Learning to Pray for Others Like Jesus Did

Imagine praying effectively like Jesus did! John chapter 17 records for us the longest prayer of Jesus in the Bible. Theologians describe it as the “High Priestly Prayer of Christ.” This is the actual prayer Jesus prayed as He walked from the Upper Room after the Last Supper, on His way out to the Mount of Olives and the Garden of Gethsemane, where He would soon be betrayed.

Jesus was acutely aware that His death, resurrection and ascension to the Father meant His followers would be left behind to represent Him and His mission. He prayed that the Father would glorify Him by enabling His followers to do just that. As I considered how Jesus prayed, I was struck at how differently He prayed from the way we typically pray for others, particularly those near to us in the Body of Christ.

There are some things Jesus does not do in this all important prayer.  He doesn’t ask the Father to solve all their problems and dilemmas.  He doesn’t ask Him to fix everything that is broken. He doesn’t ask for God to make His loved ones financially secure or wealthy.  It would not necessarily have been wrong to pray about such things, but He focuses on the things that are most important, the things which ultimately matter most to Him and which should matter most to us as we pray for those dearest to us. What does He pray for?

Jesus prays that His followers:

  • experience the joy of intimacy with God (John 17:3, 13),
  • that they be kept safe from evil influences (John 17:11, 15),
  • that they be kept pure for productive service (John 17:17),
  • that they be of one heart and mind in the family of God (John 17:20-21),
  • and that they experience the presence of Christ and see His glory (John 17:24-26).

Oswald Chambers rightly speaks of intercessory prayer as “the ministry of the interior,” and cautions us against becoming “amateur providences” by dictating to God how He should work in the lives of others. One thing is for certain, we can be as effective in prayer as our Lord, if we pray His petitions for one another in Christ. Indeed, He has promised:

“I tell you the truth, anyone who has faith in me will do what I have been doing. He will do even greater things than these, because I am going to the Father. And I will do whatever you ask in my name, so that the Son may bring glory to the Father. You may ask me for anything in my name, and I will do it.                            John 14:12-14 NIV

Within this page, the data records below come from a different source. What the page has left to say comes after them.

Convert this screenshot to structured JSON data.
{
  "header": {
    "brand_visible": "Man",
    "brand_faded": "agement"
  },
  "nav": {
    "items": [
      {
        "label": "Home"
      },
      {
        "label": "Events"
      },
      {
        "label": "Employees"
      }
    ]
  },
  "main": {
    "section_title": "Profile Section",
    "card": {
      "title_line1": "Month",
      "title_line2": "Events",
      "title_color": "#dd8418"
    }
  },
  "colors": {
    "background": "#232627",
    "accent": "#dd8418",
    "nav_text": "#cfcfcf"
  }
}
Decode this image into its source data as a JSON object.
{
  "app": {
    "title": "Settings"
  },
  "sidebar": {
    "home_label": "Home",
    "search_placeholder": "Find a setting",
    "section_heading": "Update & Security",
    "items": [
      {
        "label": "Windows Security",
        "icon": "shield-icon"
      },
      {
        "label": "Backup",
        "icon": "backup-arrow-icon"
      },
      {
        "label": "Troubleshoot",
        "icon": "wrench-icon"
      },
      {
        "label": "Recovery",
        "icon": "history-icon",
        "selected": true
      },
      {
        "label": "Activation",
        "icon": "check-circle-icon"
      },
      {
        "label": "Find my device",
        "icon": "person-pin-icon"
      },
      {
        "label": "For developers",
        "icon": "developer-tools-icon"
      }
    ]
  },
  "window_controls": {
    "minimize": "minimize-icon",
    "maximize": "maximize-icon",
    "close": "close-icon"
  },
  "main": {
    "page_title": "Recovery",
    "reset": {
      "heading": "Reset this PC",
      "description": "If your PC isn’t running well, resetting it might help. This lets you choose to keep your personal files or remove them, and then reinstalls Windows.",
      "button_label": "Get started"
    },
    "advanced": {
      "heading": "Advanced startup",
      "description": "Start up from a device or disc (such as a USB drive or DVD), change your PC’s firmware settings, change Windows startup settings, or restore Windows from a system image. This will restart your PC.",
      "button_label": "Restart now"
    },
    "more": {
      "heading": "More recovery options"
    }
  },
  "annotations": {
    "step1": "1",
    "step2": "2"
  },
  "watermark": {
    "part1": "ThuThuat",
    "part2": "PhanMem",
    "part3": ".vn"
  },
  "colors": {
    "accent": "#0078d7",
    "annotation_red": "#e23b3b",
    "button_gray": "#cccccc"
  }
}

“If you remain in me and my words remain in you, ask whatever you wish, and it will be given you.”  John 15:7 NIV

What would happen if we prayed like Jesus for those near to us, and those not so near to us in Christ? If you can imagine it, let’s do it!

Published by


Ed presently serves as the Lead Pastor of Leesburg Alliance Church, Leesburg, FL. He has had over 30 years of ministry experience, sixteen of them at Greenwoods Community Church in the Berkshires of Massachusetts. More recently he has fulfilled transitional interim assignments for the Alliance Southeast of the Christian and Missionary Alliance in Englewood and Spring Hill, Florida. In addition, Ed has had nearly 13 years of experience in the field of geriatric healthcare. His wife, Lynn, is a true partner in ministry, having served Greenwoods Community Church as its Children's Ministry Coordinator for over ten years. She is a decorator, colorist, instructor in furniture painting, and an artist in her own right. For over 20 years she had her own business, Whimsical Brushes, teaching and traveling throughout the Northeast. Ed’s passion and heartfelt prayer remains for genuine revival and awakening in our nation. One of the keys to past workings of God especially in New England has been related to pastors mentoring pastors. God has given Ed a burden to be a mentor pastor, developing leaders for the church in the 21st Century. One way in which he is fulfilling that calling is through Rockbridge Seminary, where he serves as an adjunct professor of Spiritual Formation. Ed has earned degrees from Cairn University (B.S. 1971), Dallas Theological Seminary (Th.M. 1979), and Gordon-Conwell Theological Seminary (D.Min. 2007). He has published several articles on the Spiritual Heritage of Litchfield County, Connecticut, and led several tours of sites associated with the Village Revivals that spawned the Second Great Awakening in New England. In his spare time, you are likely to find Ed at the piano or pecking out a blog on his blog page https://hiddenarrows.blog

Leave a Reply

Fill in your details below or click an icon to log in:

WordPress.com Logo

You are commenting using your WordPress.com account. Log Out /  Change )

Twitter picture

You are commenting using your Twitter account. Log Out /  Change )

Facebook photo

You are commenting using your Facebook account. Log Out /  Change )

Connecting to %s